Once a vehicle has successfully been imported or purchased, there are two necessary annual registrations that owners must keep up to date. The Marchamo is a national vehicle registration that is updated at the end of each calendar year, along with payment of a fee, which is determined based on the value of the vehicle. This mandatory Marchamo provides basic liability coverage in case of an accident. Car owners can elect to purchase additional coverage from an independent insurance agency as well. A thorough vehicle inspection, known as the Riteve, is required once per year.
As touched upon above, opening a bank account in Costa Rica is not as simple as it is the U.S. In some cases, foreigners are first required to create a limited liability corporation, which typically costs between $500-$900. Then, the bank account and associated banking is managed in the name of that corporation.
The two most popular banks are the Banco Nacional and Banco de Costa Rica, and both have lots of ATMs. You may want to seek the guidance of a lawyer to navigate the process and establishing themselves in terms of banking, car ownership, investment management, and other areas.
Fortunately, Costa Rica has seen a tremendous amount of growth in the number of offerings available for phone, cable, and Internet over the last few years. Residents can choose from a variety of providers for landline and mobile services. High-speed internet is easy to obtain in most populated area, though service in more rural areas can be a challenge.
As far as television providers, both cable and satellite services offer robust package options, with many channels being available in English. Favorite movie channels, such as HBO and Cinemax, plus sports, music, and other popular channels, are widely available as well.
While Costa Rica is a warm, tropical country, there are many vastly different microclimate zones to choose from when selecting your new home. For example, in San José, it's not uncommon for locals to wear long pants, sweaters, and jackets during the green season, from April through November.
To the contrary, communities along both the Caribbean and Pacific coasts are consistently warm, with temperatures in the 80s and up into the 90s year-round. In the remote Osa Peninsula, rainfall is to be expected at any time, while the northern Guanacaste region is known for being particularly dry from December through April.

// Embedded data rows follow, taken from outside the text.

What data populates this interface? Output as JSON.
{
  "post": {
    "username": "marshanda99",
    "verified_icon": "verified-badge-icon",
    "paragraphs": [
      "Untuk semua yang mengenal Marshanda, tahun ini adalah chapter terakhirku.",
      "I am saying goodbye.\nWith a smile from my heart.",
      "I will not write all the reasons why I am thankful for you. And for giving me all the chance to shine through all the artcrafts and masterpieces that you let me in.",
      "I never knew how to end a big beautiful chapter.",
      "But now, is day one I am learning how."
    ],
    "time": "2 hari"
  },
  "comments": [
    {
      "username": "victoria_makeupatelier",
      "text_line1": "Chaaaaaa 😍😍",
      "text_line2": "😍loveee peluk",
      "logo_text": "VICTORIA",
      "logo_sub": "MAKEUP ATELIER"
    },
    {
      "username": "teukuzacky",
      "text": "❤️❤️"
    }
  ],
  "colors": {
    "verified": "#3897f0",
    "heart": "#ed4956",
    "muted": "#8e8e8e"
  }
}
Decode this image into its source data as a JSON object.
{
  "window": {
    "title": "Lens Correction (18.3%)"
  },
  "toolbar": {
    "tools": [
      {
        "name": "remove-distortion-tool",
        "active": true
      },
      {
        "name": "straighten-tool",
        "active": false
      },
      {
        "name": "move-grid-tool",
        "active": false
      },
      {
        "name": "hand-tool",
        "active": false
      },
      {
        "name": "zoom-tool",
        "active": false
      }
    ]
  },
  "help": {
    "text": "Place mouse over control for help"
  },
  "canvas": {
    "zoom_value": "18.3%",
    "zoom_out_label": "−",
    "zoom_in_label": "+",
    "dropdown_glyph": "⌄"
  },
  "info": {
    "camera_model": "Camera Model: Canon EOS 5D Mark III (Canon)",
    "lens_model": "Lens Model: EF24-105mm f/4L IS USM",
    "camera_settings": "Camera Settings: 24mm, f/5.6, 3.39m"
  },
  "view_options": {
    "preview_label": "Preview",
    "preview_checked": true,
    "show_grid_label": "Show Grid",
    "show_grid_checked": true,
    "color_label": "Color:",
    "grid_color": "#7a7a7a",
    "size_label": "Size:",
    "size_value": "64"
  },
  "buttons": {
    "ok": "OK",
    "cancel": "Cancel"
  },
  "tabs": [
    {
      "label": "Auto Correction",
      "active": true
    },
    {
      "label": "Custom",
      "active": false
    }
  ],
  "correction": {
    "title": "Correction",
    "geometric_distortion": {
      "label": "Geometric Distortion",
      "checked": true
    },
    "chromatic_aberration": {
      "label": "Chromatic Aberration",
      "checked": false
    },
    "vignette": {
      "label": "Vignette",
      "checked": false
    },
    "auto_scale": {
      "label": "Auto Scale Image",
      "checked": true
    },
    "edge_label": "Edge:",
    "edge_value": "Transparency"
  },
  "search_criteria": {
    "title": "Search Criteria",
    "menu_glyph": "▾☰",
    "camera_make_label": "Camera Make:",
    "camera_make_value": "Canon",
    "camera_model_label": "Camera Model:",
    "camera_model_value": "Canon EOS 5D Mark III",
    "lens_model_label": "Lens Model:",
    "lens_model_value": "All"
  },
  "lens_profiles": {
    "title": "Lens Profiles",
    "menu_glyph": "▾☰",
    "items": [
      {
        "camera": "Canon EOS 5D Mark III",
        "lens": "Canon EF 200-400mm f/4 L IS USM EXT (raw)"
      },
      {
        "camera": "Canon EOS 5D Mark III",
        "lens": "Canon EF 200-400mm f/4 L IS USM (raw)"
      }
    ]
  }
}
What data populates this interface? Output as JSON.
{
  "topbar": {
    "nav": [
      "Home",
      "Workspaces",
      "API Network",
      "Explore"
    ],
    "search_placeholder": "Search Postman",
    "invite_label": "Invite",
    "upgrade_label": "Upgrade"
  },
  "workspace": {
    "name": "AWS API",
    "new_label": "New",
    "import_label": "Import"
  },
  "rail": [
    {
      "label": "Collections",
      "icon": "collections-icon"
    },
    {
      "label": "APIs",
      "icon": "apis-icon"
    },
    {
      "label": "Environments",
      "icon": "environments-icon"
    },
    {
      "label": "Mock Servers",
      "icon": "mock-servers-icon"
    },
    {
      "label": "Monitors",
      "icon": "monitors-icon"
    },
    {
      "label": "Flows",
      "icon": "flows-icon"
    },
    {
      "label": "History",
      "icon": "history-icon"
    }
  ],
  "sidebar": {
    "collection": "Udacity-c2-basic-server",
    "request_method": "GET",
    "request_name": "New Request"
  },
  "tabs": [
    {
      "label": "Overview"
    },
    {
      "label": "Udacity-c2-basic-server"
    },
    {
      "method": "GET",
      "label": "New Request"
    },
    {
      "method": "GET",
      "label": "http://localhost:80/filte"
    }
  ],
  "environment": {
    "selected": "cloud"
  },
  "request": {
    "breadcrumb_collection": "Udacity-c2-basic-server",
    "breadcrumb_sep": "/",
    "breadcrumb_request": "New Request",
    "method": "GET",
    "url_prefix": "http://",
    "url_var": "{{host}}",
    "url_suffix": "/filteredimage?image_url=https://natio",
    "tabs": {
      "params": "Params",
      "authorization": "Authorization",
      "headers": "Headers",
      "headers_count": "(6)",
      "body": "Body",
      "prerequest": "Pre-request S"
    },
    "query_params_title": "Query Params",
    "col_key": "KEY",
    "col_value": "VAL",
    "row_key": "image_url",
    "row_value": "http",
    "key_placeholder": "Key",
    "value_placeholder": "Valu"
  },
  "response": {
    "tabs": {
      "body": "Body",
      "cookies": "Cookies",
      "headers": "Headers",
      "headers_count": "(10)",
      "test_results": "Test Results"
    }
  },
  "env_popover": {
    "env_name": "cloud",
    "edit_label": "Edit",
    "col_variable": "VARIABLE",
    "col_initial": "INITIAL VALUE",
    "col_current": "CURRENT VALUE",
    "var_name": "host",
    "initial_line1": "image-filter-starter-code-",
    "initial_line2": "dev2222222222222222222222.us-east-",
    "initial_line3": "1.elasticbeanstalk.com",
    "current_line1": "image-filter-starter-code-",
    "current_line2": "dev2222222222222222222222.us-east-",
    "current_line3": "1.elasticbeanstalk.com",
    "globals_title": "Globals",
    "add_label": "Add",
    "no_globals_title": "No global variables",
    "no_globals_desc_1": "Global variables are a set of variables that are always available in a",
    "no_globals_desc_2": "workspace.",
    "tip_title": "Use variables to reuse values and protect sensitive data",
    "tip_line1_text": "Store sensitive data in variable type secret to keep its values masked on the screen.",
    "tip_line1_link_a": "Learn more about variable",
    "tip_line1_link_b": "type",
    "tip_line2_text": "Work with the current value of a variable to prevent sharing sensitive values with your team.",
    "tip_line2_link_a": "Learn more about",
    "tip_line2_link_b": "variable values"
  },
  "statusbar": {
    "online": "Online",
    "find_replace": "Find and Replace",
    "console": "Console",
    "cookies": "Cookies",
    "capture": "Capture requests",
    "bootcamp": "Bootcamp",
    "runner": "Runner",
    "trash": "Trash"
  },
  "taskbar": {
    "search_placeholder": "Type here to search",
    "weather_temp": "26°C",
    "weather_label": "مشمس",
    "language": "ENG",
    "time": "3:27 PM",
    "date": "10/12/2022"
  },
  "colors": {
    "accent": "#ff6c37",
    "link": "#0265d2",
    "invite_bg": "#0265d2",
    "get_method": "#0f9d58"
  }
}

Individuals and families who are selecting a relocation destination in Costa Rica have their choice of climates, including factors like humidity, amount of rainfall, and temperature.